If you’re willing to allow that 480 ppi or so is the maximum resolution the best of us can see, then guess what? We’re already there, pretty much. LG’s Nexus 5 (above) for example, has 1,920 x 1,080 pixels jammed into its relatively petite 4.95-inch screen. That works out to 445 ppi, far in excess of Apple’s first Retina display and, for this editor, completely artifact-free at eight to 10 inches, even on fine fonts. You could make the case that Vivo’s much larger 6-inch phone is deserving of its 490-ppi Quad HD screen. But then again, six inches is pushing into tablet territory, and you’d probably hold such a phone farther from your eyes — Apple figures on 15 inches for an 8-inch iPad mini with Retina, for example. From that distance your eyes will resolve less (again, assuming you can even see that close), negating the need for more pixels.

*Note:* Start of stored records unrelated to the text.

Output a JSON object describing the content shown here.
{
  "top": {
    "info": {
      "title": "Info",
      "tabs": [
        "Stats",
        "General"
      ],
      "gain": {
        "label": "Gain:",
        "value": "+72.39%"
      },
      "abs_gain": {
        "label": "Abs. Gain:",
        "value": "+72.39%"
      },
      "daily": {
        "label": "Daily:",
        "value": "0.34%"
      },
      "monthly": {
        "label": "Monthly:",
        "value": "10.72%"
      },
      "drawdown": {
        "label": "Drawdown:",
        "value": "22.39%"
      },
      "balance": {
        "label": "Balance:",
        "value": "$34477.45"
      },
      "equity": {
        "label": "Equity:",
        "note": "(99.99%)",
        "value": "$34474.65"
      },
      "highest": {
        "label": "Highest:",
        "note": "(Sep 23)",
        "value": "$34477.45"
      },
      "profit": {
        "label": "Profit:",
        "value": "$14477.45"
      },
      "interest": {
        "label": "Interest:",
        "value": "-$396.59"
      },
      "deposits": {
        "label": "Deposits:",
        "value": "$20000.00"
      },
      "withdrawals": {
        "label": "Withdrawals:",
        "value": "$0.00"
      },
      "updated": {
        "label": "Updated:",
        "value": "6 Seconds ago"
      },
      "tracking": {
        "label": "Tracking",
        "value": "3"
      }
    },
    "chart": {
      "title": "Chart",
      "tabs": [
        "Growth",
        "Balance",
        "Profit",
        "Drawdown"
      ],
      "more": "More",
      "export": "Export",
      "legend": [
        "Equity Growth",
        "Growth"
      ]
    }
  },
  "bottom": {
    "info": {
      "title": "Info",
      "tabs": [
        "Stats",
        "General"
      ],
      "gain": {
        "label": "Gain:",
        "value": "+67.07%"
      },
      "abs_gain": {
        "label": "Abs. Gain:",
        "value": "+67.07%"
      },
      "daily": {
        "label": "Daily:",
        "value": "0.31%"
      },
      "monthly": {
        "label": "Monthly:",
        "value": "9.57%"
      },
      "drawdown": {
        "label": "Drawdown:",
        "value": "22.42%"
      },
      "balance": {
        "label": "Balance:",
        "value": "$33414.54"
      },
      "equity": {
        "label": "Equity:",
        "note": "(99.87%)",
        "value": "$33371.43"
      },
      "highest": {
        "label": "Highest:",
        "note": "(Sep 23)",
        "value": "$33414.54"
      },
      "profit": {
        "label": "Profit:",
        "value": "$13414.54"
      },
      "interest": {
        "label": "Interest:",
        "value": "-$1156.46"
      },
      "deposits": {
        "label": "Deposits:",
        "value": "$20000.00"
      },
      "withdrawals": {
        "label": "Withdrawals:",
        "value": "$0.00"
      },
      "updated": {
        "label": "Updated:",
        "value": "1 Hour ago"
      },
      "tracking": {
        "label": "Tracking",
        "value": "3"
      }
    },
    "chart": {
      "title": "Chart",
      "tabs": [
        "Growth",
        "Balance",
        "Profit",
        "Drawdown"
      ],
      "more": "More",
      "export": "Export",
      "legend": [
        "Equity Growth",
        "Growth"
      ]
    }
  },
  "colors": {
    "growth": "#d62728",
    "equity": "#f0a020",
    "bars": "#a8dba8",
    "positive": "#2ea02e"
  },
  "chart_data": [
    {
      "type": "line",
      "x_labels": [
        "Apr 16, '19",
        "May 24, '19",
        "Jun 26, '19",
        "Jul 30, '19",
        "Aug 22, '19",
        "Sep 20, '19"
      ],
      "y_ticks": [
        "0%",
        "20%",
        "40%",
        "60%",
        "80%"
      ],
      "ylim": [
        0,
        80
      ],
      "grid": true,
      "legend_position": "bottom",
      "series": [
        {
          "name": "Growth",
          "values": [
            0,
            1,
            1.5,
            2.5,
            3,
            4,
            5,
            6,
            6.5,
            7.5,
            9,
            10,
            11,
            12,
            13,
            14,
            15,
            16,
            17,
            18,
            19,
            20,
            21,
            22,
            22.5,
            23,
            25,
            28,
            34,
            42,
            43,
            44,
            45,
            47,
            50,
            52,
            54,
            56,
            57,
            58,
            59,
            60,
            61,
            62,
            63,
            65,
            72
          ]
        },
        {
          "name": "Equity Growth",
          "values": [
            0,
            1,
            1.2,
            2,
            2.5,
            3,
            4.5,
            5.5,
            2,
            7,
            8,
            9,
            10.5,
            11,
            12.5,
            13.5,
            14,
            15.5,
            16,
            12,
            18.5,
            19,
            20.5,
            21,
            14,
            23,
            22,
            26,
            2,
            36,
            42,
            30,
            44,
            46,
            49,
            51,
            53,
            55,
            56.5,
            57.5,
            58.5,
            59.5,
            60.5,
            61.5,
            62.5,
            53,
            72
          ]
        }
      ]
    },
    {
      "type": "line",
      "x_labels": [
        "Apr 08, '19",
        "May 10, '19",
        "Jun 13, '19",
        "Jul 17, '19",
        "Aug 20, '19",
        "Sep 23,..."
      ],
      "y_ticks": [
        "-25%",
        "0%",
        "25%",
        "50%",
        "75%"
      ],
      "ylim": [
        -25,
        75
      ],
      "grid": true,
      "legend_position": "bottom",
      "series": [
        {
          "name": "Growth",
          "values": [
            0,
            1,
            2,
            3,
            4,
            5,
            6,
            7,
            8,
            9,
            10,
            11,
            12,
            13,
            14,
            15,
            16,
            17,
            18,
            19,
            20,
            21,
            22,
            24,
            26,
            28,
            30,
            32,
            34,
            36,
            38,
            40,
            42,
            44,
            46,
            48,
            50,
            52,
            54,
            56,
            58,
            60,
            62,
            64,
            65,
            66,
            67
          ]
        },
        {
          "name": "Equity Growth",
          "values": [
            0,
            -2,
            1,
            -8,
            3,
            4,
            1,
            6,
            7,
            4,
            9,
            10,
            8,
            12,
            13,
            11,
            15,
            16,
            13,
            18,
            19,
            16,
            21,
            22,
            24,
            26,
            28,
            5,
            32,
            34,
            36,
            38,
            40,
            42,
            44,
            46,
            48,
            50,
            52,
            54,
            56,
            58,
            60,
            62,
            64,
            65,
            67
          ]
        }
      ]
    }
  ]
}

At about 3.7 megapixels, a Quad HD screen has nearly twice the resolution of a 1080p model (2.1 megapixels). Those extra pixels aren’t going to push themselves around, meaning you’ll need beefier graphics if you want to keep the whole “butter” thing going. Of course, Samsung’s upcoming flagship will likely be powered by a state-of-the-art Snapdragon 805 or Exynos 6 CPU if the rumors pan out. However, with the extra resolution, you may not get a corresponding performance boost. On top of that, unless the Korean company’s pulled off some coup, battery life may be the same or worse than the current Galaxy S4. All that means you might be sacrificing a lot of your smartphone’s other capabilities in exchange for pixels that are (arguably) imperceptible.
Despite our reservations, pixel progress marches on.
Despite our reservations, pixel progress marches on. Japan Display announced 5.4- and 6.2-inch Quad HD panels; LG has at least a 5.5-inch screen incoming (above); and Qualcomm showed off a 5.1-inch 2,560 x 1,440 model. Along with Vivo’s 6-inch display, that covers a wide gamut of screen sizes, most of which are bound to show up in new models this year. And if the rumors are true about Samsung’s Galaxy S5, it’ll be QHD with a 5.2-inch screen size — that’s 560 ppi, if you’re keeping score at home.
It seems that’s not enough, because Samsung has already said that it’ll have 3,840 x 2,160 (4K) screens out by 2015 with 700 to 800 ppi, depending on screen size. Even the most ardent pixel-lovers would have to agree that’s crazy, passing the limits of human acuity and matching 110-inch 4K home theater panels pixel-for-pixel. Naturally, we want our tech dripping from the bleeding edge and we love us some 4K. But after Quad HD becomes the gold standard later this year, manufacturers should focus on more important things like battery life, user experience and design. Don’t hold your breath, though, because smartphone marketers love bigger numbers — even if, like the emperor’s clothes, you can’t actually see the extra pixels.
To say the least, there’s always something peculiar to be found at Toy Fair. Put simply, this place is guaranteed fun. It’s like being five years young and stepping into a Toys R Us for the first time ever — except there’s much, much more stuff here. Toy Fair 2014, hosted at the Javits Center in New York City, definitely lived up to the hype. There were more toys to see and play with than you can imagine, some of which are available now, while others are due to hit the market later this year.
Naturally, we took a stroll through the show floor and found a few neat things: TOMY’s new motion-controlled Battroborg Warriors, MOSS has a kit to help make your robot-building dreams come true and a shoulder-strapped Pikachu that shoots foam discs. Oh, and how could we forget Barbie’s pooping canine — yes, folks, that’s a thing. Of course, this is only a small taste of everything Toy Fair has to offer, but the photos and videos after the break should sum up what the experience is like.
Terrence O’Brien and Daniel Orren contributed their magic to this post.